_ABOUT THIS EXERCISE_. Print the whole listing below exactly as given, pictures excluded.

_DATA FOR THIS EXERCISE_.
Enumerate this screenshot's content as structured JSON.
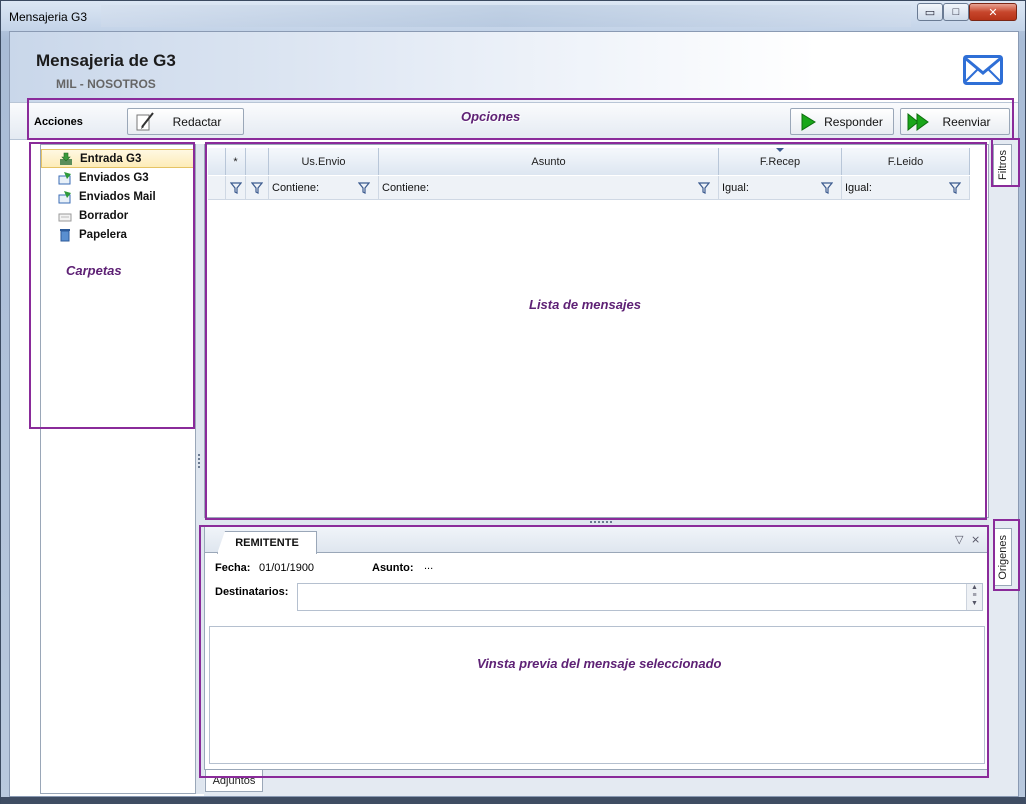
{
  "window": {
    "title": "Mensajeria G3",
    "minimize_glyph": "▭",
    "maximize_glyph": "□",
    "close_glyph": "✕"
  },
  "header": {
    "title": "Mensajeria de G3",
    "subtitle": "MIL - NOSOTROS",
    "icon": "mail-envelope-icon"
  },
  "toolbar": {
    "acciones_label": "Acciones",
    "redactar_label": "Redactar",
    "responder_label": "Responder",
    "reenviar_label": "Reenviar"
  },
  "folders": {
    "items": [
      {
        "label": "Entrada G3",
        "icon": "inbox-download-icon",
        "selected": true
      },
      {
        "label": "Enviados G3",
        "icon": "sent-mail-icon",
        "selected": false
      },
      {
        "label": "Enviados Mail",
        "icon": "sent-mail-icon",
        "selected": false
      },
      {
        "label": "Borrador",
        "icon": "draft-icon",
        "selected": false
      },
      {
        "label": "Papelera",
        "icon": "trash-icon",
        "selected": false
      }
    ]
  },
  "grid": {
    "columns": [
      "",
      "*",
      "",
      "Us.Envio",
      "Asunto",
      "F.Recep",
      "F.Leido"
    ],
    "filters": [
      "",
      "",
      "",
      "Contiene:",
      "Contiene:",
      "Igual:",
      "Igual:"
    ]
  },
  "preview": {
    "tab_label": "REMITENTE",
    "tab_ctrl_down": "▽",
    "tab_ctrl_close": "⨯",
    "fecha_label": "Fecha:",
    "fecha_value": "01/01/1900",
    "asunto_label": "Asunto:",
    "asunto_value": "...",
    "destinatarios_label": "Destinatarios:"
  },
  "bottom_tabs": {
    "adjuntos_label": "Adjuntos"
  },
  "side_tabs": {
    "filtros_label": "Filtros",
    "origenes_label": "Origenes"
  },
  "annotations": {
    "opciones": "Opciones",
    "carpetas": "Carpetas",
    "lista": "Lista de mensajes",
    "vista_previa": "Vinsta previa del mensaje seleccionado"
  },
  "colors": {
    "annotation_purple": "#8a2b9a",
    "accent_blue": "#2f6fd6",
    "play_green": "#19a619"
  }
}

_TASK OUTPUT_.
Enumerate this screenshot's content as structured JSON.
{
  "window": {
    "title": "Mensajeria G3",
    "minimize_glyph": "▭",
    "maximize_glyph": "□",
    "close_glyph": "✕"
  },
  "header": {
    "title": "Mensajeria de G3",
    "subtitle": "MIL - NOSOTROS",
    "icon": "mail-envelope-icon"
  },
  "toolbar": {
    "acciones_label": "Acciones",
    "redactar_label": "Redactar",
    "responder_label": "Responder",
    "reenviar_label": "Reenviar"
  },
  "folders": {
    "items": [
      {
        "label": "Entrada G3",
        "icon": "inbox-download-icon",
        "selected": true
      },
      {
        "label": "Enviados G3",
        "icon": "sent-mail-icon",
        "selected": false
      },
      {
        "label": "Enviados Mail",
        "icon": "sent-mail-icon",
        "selected": false
      },
      {
        "label": "Borrador",
        "icon": "draft-icon",
        "selected": false
      },
      {
        "label": "Papelera",
        "icon": "trash-icon",
        "selected": false
      }
    ]
  },
  "grid": {
    "columns": [
      "",
      "*",
      "",
      "Us.Envio",
      "Asunto",
      "F.Recep",
      "F.Leido"
    ],
    "filters": [
      "",
      "",
      "",
      "Contiene:",
      "Contiene:",
      "Igual:",
      "Igual:"
    ]
  },
  "preview": {
    "tab_label": "REMITENTE",
    "tab_ctrl_down": "▽",
    "tab_ctrl_close": "⨯",
    "fecha_label": "Fecha:",
    "fecha_value": "01/01/1900",
    "asunto_label": "Asunto:",
    "asunto_value": "...",
    "destinatarios_label": "Destinatarios:"
  },
  "bottom_tabs": {
    "adjuntos_label": "Adjuntos"
  },
  "side_tabs": {
    "filtros_label": "Filtros",
    "origenes_label": "Origenes"
  },
  "annotations": {
    "opciones": "Opciones",
    "carpetas": "Carpetas",
    "lista": "Lista de mensajes",
    "vista_previa": "Vinsta previa del mensaje seleccionado"
  },
  "colors": {
    "annotation_purple": "#8a2b9a",
    "accent_blue": "#2f6fd6",
    "play_green": "#19a619"
  }
}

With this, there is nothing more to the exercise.